Imbolc is one of the cross quarter days in the neo pagan wheel of the year and a celebration in the Celtic calendar. The cross quarter days fall at the midpoints between the more major milestones of the solstices and equinoxes, and with the exception of Halloween and Samhain perhaps, they tend to be more low key. I only started really marking this point in the wheel last year and I’m so glad that I did!
When I used to work in nature conservation, I noticed that the frogs would often awake front their winter slumbers to be back in the ponds and breeding by the 14th of February, so if we were planning any pond works they needed to be completed by then so as not to disturb that our amphibian friends. It was so satisfying seeing them come back to a tidied pond or turn up in a completely new one! My former colleague Mel used to get excited too about the fact by Valentine’s Day we could drive home without your car headlights on at at 5.30pm.
It may still be bleak.
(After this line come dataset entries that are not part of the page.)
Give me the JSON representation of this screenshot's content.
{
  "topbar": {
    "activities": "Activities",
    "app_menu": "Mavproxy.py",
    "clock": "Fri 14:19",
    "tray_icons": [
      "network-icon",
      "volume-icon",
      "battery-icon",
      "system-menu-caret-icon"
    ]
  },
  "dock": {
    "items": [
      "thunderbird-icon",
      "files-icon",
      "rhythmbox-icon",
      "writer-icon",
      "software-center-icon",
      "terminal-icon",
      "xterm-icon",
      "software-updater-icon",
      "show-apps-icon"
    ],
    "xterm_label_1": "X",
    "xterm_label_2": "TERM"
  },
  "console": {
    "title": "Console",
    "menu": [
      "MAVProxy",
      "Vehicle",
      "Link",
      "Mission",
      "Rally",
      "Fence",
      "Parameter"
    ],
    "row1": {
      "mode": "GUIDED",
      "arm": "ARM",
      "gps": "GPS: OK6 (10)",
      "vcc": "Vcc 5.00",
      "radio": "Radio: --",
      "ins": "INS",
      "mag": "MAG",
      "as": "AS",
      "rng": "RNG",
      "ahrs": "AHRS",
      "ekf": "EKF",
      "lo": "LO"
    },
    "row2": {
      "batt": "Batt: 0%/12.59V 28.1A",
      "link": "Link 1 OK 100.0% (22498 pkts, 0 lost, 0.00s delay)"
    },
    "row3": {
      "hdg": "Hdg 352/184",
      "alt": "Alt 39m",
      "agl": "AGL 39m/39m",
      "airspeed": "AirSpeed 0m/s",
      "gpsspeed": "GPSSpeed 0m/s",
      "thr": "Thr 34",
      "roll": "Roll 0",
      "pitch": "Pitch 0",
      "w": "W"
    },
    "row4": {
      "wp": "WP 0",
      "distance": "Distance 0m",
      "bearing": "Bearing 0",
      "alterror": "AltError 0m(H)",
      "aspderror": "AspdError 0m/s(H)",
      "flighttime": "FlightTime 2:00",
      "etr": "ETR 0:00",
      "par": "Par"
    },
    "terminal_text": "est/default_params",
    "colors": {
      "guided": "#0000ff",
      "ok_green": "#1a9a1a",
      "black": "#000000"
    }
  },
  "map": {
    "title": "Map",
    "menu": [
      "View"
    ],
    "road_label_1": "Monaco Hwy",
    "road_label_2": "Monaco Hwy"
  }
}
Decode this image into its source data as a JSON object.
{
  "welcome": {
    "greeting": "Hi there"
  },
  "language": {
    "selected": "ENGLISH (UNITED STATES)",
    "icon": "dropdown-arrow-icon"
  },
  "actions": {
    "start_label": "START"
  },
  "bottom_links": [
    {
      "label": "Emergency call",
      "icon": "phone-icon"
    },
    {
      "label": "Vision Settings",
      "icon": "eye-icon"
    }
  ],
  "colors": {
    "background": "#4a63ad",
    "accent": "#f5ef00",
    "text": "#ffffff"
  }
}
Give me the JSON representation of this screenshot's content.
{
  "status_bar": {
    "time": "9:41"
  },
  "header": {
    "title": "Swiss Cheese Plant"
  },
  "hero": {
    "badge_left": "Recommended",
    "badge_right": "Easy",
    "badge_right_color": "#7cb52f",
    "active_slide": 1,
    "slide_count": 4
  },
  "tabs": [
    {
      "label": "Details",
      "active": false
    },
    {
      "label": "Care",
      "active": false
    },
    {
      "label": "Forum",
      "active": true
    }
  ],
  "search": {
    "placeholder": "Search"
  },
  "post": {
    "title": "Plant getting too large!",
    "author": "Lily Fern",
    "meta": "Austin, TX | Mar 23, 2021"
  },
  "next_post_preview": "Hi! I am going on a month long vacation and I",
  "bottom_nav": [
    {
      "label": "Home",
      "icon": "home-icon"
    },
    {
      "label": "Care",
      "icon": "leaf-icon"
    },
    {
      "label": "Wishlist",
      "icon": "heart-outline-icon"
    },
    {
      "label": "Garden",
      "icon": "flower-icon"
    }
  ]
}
The mud may be thick and the clouds grey, but those frogs can taste spring in the air. Snow drops and crocuses burst through the cold earth to bring signs of hope. The light is slowly returning.
It makes sense that humans would celebrate that change in the air too. And as I began to do more research, I could see why I was feeling this pull to celebrate.
Valentine’s Day is though to have its rooted in Ancient Rome and the festival of Lupercalia on the 14th of February. This was a lusty, bloody celebration of the wolf who raised Romulus and Remus. As Rome was Christianised, instead they celebrated a tamer holiday - St Valentine’s Day on the 14th, in memory of a martyred saint who was believed to help persecuted Christian couples to marry.
The wheel of the year is actuality a fairly modern creation - it’s drawn from surviving Celtic traditions and extrapolated from evidence of what our pre Christian ancestors might have done. We’re using guesswork and imagination a bit to connect to the past, as well as creating new traditions. I’m not Wiccan or a Druid - the crafts that created the wheel of the year - but I still find it such a useful way to mark and celebrate the shifting seasons. Including the cross quarter days is helping me to appreciate the subtler shifts in nature and the seasons, and the wheel can help us to connect with what our ancestors, especially our Celtic ancestors, might have believed and practised. I believe this can also help us to forge new ways of connecting with nature that are more nourishing for all of us.
Imbolc is a Celtic celebration and deeply linked to the Goddess Brigid. It has been translated from the ancient Irish as ‘in the belly’, believed to refer to the pregnant ewes, and both Imbolc and Brigid are connected with sheep farming and lambing season. The atmosphere at this point in the wheel is one of quickening, hidden new life, germinating seeds, new beginnings just starting to show themselves. It’s a gentle energy, but so alluring. It falls around the beginning of February, the same time as the Christian celebrations of Candlemas and St Bridget.
The frogs are right. This is a time to celebrate. Winter isn’t over yet, there’s still more work to do as we slowly ascend towards the Spring equinox, when the world really does start to feel more alive. But this change brings hope.
Ideas for celebrating Imbolc and making it your own:
🌱 Come and joint myself and some other witches for Resurgence of the Quickening Spark: a three day immersion from the 28th to 30th of janaury
🌱 Do some sacred hearth work (rebranding cleaning is a sure fire way to make it more fun)
🌱 Dig or take care of a pond before Valentine’s Day to help frogs, other amphibians and water-loving wildlife
🌱 Prune trees and carefully weed ready for the birds to start nesting again soon
🌱 Bake some spelt bread - an ancient grain the Romans also used
🌱 Start dreaming, planning, planting seeds (literally or metaphorically) for the coming year